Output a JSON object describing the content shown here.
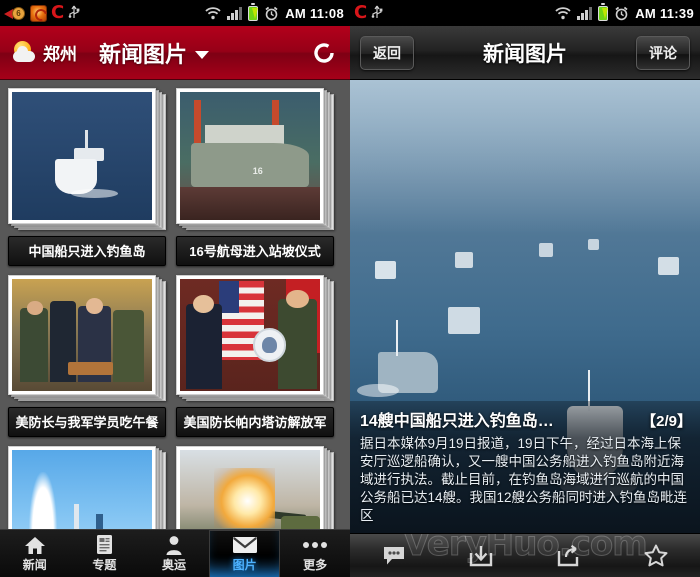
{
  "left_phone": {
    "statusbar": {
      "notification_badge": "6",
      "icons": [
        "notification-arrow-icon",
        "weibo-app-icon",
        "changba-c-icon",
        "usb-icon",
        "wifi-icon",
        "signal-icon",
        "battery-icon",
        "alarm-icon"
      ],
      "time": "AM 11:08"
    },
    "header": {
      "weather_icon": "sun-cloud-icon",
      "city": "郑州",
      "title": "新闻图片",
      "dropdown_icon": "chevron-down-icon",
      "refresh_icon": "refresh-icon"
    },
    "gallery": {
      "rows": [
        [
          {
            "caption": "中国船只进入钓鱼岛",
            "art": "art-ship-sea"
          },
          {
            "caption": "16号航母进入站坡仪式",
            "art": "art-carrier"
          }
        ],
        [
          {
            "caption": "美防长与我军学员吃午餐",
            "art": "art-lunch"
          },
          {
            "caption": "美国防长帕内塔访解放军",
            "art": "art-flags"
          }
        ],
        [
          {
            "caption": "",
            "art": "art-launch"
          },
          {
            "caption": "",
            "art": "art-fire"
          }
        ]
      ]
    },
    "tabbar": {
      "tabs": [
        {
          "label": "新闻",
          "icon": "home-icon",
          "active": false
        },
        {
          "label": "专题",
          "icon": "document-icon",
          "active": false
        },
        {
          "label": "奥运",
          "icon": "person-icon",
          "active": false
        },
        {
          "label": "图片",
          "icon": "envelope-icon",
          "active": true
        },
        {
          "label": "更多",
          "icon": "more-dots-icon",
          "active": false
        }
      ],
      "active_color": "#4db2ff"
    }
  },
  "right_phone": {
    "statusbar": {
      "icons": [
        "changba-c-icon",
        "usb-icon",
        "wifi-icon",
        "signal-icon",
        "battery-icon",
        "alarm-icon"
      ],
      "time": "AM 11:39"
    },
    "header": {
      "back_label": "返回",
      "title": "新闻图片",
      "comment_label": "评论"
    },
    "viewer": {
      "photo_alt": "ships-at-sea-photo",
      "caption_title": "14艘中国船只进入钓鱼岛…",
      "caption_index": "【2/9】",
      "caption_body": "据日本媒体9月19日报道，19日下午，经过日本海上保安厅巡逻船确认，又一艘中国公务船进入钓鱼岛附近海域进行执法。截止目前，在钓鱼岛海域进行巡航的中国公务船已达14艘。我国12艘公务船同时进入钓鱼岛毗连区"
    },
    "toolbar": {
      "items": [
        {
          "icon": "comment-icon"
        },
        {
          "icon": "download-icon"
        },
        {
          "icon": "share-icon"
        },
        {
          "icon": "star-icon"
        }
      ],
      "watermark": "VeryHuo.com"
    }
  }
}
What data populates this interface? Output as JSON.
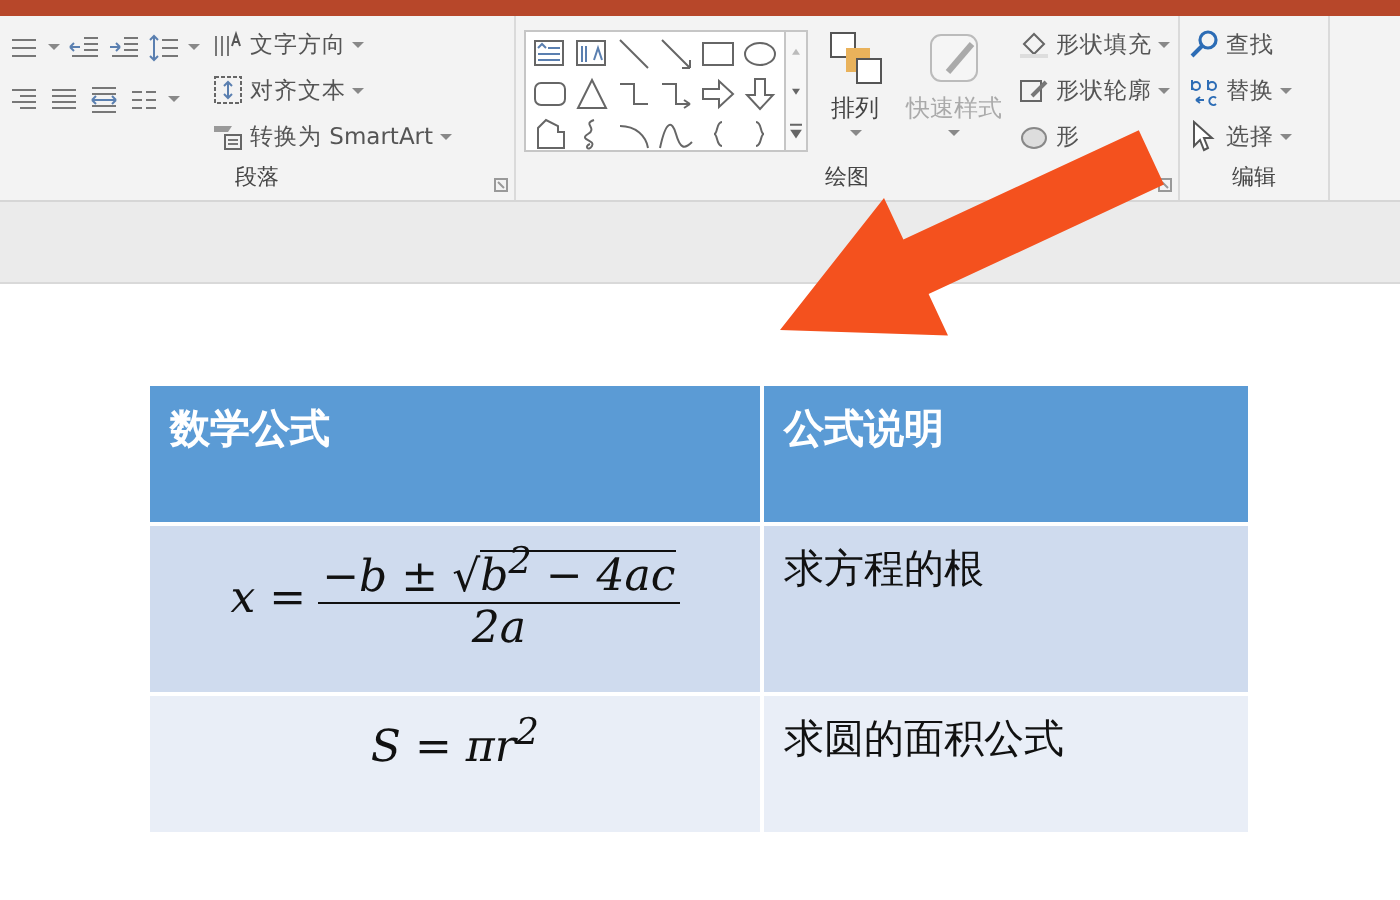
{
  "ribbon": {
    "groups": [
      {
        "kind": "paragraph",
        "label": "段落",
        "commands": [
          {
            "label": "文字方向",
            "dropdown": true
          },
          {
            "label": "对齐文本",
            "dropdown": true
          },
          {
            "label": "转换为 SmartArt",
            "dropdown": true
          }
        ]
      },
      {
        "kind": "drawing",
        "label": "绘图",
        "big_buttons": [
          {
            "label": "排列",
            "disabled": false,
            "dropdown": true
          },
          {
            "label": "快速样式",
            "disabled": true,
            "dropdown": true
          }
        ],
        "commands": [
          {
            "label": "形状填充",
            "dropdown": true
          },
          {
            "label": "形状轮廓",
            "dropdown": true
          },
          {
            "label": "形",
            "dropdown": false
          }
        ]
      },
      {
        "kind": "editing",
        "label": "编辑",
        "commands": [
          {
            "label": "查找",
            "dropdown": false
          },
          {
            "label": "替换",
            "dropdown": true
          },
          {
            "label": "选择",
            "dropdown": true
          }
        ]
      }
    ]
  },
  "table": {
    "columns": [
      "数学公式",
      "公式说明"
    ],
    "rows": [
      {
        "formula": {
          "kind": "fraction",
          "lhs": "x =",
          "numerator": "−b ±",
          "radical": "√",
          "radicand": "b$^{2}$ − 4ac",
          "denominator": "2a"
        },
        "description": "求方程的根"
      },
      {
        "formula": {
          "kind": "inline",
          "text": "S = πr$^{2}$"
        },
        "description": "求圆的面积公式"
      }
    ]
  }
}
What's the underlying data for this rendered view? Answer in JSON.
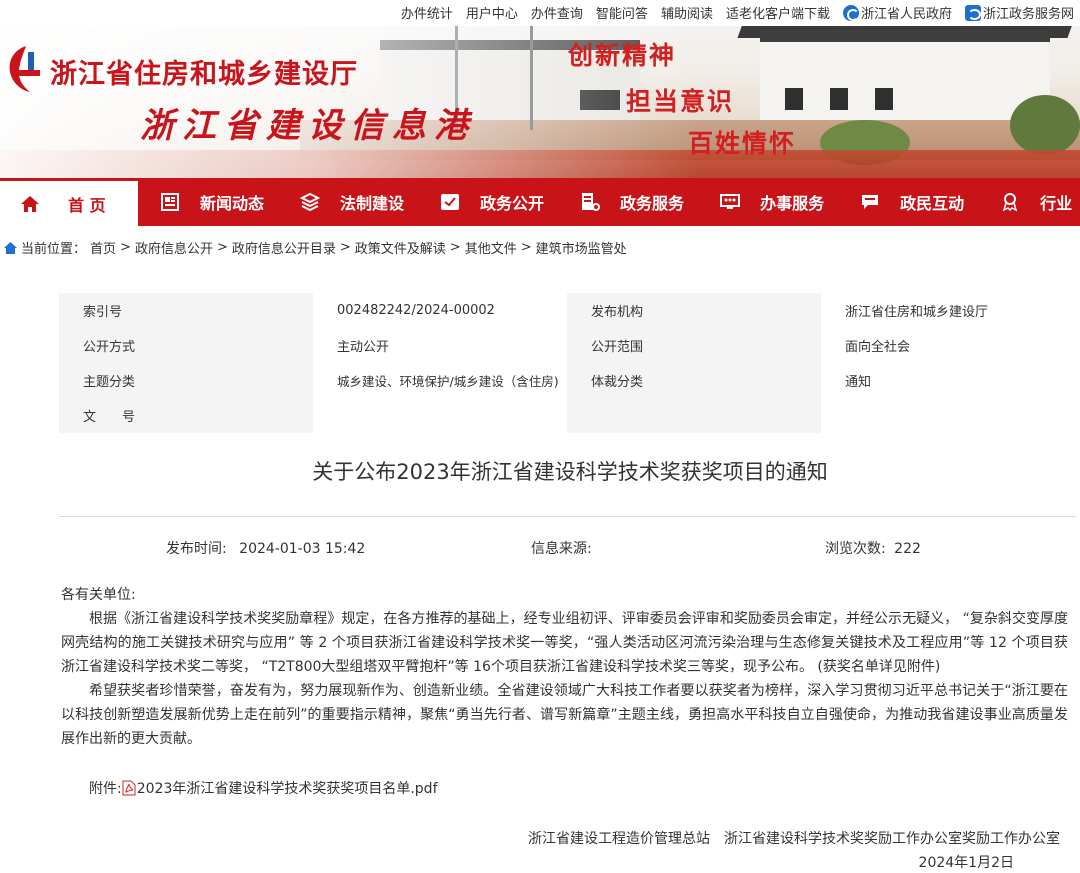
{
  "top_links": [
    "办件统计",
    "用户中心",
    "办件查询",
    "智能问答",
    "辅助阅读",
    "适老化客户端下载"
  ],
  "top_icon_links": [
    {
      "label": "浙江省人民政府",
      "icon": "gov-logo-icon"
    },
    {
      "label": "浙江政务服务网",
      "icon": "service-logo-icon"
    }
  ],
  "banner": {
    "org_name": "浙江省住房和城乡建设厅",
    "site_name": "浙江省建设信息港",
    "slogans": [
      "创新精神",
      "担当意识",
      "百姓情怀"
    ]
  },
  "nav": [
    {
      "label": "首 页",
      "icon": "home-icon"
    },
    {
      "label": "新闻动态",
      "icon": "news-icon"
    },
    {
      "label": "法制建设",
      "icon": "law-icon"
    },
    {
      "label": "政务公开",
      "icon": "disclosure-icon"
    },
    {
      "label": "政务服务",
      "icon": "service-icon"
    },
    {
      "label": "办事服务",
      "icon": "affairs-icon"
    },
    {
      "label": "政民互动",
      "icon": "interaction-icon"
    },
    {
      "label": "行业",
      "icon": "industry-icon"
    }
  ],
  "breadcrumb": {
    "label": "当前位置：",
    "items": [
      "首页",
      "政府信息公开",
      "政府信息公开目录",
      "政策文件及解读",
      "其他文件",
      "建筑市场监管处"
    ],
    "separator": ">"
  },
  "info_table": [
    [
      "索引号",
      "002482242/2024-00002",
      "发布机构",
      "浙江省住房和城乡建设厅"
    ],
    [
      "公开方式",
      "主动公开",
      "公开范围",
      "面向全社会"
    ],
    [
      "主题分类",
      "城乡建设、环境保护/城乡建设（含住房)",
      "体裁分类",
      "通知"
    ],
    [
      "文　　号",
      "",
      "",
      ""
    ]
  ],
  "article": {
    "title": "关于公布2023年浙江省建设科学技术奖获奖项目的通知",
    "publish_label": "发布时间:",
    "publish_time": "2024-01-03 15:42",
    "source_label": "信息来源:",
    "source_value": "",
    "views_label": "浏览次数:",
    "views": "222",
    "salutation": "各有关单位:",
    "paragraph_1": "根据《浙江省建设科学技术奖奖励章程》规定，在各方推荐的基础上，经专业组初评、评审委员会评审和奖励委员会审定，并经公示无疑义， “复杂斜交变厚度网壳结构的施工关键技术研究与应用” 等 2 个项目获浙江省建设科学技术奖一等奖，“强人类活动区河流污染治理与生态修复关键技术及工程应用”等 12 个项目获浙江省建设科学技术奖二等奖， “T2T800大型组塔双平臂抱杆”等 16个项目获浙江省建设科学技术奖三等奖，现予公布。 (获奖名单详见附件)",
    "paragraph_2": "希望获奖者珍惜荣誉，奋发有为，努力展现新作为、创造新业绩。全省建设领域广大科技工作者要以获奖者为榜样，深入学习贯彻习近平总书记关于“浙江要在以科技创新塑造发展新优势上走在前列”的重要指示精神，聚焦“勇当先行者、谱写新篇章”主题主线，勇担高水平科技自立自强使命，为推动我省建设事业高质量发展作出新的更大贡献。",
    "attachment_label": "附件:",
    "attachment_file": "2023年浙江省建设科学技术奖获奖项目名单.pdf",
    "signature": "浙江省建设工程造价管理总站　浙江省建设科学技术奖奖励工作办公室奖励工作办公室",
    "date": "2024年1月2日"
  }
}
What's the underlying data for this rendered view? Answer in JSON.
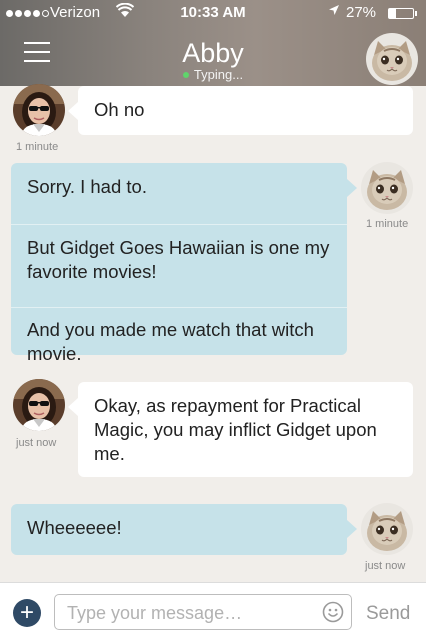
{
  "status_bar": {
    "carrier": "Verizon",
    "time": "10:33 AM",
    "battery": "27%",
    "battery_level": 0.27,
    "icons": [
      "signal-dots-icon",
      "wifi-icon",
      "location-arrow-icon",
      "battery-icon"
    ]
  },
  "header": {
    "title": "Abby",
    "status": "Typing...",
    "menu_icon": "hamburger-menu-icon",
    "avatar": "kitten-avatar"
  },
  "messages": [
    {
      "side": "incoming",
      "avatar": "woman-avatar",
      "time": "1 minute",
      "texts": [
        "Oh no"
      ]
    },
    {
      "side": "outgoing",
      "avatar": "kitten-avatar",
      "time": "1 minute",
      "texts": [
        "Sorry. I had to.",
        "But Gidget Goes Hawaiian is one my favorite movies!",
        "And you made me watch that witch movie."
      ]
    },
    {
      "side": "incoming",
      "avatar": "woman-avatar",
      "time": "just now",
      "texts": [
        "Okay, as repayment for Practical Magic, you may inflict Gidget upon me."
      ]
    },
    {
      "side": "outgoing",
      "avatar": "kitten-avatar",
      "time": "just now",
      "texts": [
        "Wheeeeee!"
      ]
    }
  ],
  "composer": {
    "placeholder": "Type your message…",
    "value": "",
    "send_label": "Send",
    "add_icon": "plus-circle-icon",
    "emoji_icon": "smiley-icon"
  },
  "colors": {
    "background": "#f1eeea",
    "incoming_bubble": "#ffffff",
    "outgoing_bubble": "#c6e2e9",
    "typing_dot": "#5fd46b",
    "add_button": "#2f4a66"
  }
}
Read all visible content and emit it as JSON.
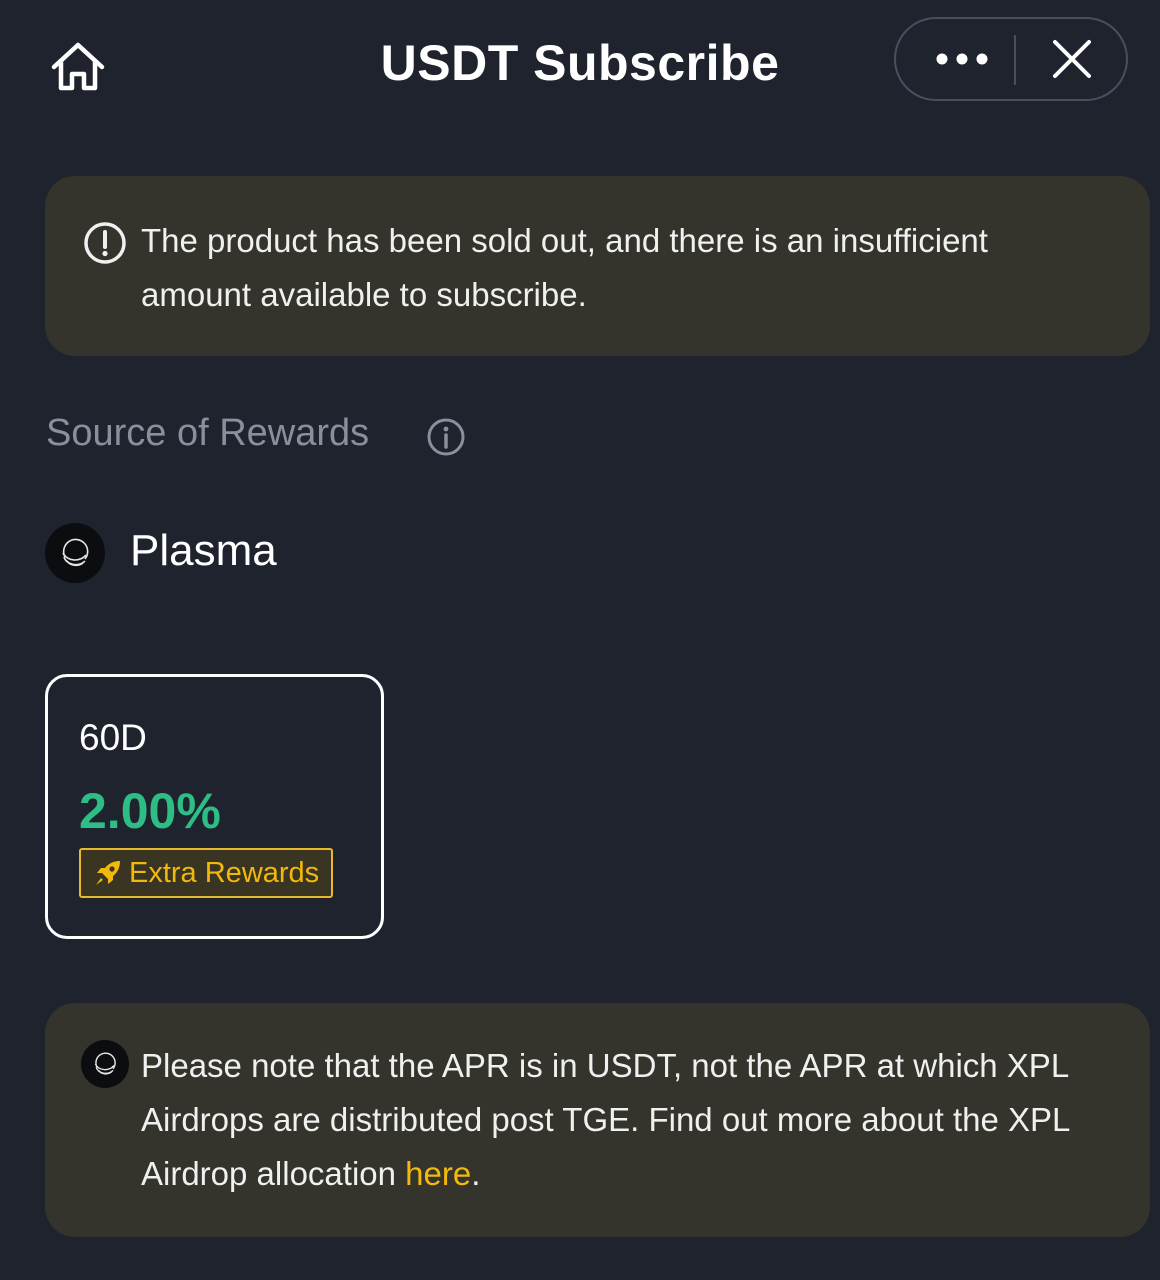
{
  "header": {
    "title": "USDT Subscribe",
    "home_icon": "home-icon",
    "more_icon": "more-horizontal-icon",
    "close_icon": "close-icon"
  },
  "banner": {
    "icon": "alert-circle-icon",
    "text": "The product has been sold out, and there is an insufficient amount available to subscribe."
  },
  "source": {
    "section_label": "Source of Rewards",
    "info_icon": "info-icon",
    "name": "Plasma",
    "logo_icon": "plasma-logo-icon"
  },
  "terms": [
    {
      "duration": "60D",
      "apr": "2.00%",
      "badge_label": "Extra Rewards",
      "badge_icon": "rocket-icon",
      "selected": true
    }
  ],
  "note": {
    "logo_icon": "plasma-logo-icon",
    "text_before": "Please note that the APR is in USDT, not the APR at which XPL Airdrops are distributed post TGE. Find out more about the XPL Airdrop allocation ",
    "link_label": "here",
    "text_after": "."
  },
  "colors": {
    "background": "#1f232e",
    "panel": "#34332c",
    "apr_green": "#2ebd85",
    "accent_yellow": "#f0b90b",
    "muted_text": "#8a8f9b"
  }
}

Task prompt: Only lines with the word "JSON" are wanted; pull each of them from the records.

Solution:
Output a JSON object describing the content shown here.
What data populates this interface? Output as JSON.
What's the underlying data for this rendered view? Answer in JSON.
What's the underlying data for this rendered view? Answer in JSON.
Read all visible content and emit it as JSON.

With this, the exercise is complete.